Here’s what he said:
Suppose around twenty-five years ago when automobiles were first invented, that, say, Thomas Edison, had gone to our government, and he had put this proposition up to them: “I can in twenty-five years time have every person in America riding quickly from here to there. You will save all this slow travel of horse and buggy.
“But,” says Mr. Edison, “I want you to understand it fully, in order to accomplish it and when it is in operation it will kill fifteen to twenty thousand per year of your women, children and men.”
“What! You want us to endorse some freakish invention that will be the means of taking human life! How dare you talk of manufacturing something that will kill more people than a war”? Why, we would rather walk from one place to another the rest of our lives than be the means of taking one single child’s life.”
But as it is, we go right on. Build ’em faster and get better roads. So we can go faster and knock over more of them.

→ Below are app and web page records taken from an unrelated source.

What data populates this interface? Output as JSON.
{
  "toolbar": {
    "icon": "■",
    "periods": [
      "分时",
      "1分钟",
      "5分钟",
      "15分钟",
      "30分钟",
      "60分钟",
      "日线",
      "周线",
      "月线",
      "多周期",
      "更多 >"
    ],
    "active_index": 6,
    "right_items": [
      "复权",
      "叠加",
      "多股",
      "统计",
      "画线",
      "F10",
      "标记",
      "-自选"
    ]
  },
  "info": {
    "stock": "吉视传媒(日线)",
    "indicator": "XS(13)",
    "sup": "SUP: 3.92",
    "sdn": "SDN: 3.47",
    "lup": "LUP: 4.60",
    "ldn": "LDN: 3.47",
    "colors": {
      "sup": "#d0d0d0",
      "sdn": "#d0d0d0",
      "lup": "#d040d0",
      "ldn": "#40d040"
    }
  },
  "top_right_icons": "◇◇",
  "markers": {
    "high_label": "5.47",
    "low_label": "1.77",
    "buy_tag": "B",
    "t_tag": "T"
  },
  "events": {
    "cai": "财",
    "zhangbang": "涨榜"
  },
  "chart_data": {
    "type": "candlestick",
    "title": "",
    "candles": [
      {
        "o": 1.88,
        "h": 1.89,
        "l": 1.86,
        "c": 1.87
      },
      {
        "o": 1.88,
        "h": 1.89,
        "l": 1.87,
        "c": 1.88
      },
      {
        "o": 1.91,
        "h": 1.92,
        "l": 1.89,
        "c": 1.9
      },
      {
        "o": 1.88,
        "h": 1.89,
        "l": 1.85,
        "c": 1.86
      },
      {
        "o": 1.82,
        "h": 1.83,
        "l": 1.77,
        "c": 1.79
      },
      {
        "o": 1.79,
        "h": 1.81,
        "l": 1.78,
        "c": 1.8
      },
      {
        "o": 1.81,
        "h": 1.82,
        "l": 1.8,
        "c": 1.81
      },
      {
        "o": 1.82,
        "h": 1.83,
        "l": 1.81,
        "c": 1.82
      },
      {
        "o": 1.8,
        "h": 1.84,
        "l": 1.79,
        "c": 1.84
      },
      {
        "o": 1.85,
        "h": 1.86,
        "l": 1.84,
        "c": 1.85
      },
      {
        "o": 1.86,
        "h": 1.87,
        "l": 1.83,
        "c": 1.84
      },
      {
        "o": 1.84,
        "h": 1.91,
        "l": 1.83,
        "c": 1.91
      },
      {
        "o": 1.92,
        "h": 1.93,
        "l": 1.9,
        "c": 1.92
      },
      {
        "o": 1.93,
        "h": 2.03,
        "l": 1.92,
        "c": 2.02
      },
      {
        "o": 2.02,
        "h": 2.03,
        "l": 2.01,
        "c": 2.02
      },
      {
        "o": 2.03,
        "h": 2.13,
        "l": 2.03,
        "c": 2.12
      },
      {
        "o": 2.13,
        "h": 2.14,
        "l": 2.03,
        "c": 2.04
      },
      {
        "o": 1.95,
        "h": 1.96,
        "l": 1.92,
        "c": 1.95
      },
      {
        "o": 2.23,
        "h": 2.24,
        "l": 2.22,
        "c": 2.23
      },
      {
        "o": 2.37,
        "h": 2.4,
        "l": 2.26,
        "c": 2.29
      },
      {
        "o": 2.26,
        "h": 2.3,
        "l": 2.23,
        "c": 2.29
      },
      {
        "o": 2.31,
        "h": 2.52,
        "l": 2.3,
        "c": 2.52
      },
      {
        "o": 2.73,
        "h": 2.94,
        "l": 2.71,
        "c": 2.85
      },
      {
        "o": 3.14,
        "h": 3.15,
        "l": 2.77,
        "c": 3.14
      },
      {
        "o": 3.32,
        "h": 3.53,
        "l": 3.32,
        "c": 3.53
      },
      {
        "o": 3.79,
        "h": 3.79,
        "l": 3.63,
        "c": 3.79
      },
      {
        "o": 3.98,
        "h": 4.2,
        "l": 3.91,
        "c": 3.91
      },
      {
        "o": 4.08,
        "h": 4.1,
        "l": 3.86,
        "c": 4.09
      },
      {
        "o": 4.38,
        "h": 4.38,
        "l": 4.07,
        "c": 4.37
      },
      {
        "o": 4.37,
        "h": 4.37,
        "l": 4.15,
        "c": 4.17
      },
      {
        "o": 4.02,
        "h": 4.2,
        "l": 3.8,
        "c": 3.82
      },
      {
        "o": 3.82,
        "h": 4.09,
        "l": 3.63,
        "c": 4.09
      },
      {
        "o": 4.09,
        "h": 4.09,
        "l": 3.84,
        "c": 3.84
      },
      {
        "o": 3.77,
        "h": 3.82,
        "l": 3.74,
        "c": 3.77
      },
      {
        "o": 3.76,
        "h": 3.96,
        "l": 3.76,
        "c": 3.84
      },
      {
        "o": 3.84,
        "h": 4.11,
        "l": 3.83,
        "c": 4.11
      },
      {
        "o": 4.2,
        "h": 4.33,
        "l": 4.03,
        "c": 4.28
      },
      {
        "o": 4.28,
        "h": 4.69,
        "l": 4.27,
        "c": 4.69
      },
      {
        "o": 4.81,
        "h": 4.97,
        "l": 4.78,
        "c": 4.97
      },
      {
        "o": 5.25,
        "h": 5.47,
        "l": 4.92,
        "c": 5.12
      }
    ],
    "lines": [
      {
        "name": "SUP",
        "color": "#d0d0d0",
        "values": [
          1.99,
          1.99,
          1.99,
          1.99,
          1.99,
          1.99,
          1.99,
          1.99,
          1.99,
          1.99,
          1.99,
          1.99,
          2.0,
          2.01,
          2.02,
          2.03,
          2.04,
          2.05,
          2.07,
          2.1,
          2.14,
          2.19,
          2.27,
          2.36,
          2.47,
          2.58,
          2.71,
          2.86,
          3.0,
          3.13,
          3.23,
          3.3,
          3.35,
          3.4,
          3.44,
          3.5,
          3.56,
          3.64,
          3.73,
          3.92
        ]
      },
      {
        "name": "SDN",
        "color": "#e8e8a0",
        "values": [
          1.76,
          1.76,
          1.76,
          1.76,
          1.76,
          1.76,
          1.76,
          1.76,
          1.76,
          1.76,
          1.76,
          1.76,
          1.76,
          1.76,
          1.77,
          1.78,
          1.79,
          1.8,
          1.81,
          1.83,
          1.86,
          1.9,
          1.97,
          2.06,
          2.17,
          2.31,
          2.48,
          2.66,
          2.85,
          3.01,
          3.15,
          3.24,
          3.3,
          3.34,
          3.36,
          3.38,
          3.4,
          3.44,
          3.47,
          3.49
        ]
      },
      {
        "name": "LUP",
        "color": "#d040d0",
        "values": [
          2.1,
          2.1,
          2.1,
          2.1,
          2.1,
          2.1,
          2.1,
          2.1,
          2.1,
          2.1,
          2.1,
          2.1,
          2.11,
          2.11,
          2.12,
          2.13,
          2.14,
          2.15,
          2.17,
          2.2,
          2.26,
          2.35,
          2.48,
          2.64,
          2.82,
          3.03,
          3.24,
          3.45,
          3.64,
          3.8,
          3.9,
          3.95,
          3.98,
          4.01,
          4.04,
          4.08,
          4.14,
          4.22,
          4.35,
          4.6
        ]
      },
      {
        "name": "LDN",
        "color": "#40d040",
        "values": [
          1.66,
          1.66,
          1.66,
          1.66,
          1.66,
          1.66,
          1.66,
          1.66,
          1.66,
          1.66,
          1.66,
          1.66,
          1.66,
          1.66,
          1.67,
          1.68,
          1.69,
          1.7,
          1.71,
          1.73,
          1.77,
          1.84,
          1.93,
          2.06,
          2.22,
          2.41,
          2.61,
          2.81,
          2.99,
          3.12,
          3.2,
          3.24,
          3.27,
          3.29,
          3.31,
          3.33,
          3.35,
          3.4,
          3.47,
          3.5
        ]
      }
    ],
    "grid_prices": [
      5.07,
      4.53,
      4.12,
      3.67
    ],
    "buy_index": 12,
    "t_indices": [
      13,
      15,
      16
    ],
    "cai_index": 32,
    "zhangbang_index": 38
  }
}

This is the age of progress.
Live fast and die quick.
(From The Wit and Wisdom of Will Rogers (1993), edited by Alex Ayres.
How does this apply to today’s circumstances?
It is a reminder that, left to their own devices without government interference, people are more than willing to make their own risk assessments.
“Let’s see,” they might ask. “Knowing that 36,560 people were killed in traffic crashes last year, do I want to drive my car today?”
“Let’s see,” they might ask. “Knowing that cigarette smoking is responsible for more than 480,000 deaths per year in the United States each year, do I want to smoke today?”
“Let’s see,” they might ask. “Knowing that the life-saving surgery my doctor is proposing has a one-percent chance of ending in death, do I want to proceed anyway?”
“Let’s see,” they might ask. “Knowing that I’m healthy, and knowing that I could go bankrupt if I don’t go to work, do I want to go to work today? Which is worse? A slim chance of contracting coronavirus, or not being able to feed, clothe, house, or support my wife and children?”
Seems like a no-brainer to me.
The government has no business interfering in our lives this way.
If I’m 35 years old and want to go sky diving, that’s my business, not yours.
If I’m 45 years old and want to race in the Indianapolis 500, that’s my business, not yours.
If I’m 55 years old and have asthma and want to play bingo in a crowded room tonight, that’s my business, not yours.
If I’m 65 years old and being treated for cancer and want to go to a crowded bar for drinks tonight, that’s my business, not yours.
If I’m 75 years old and want to go on a cruise, that’s my business, not yours.
We have the right to make those decisions for ourselves.
Let us decide for ourselves!!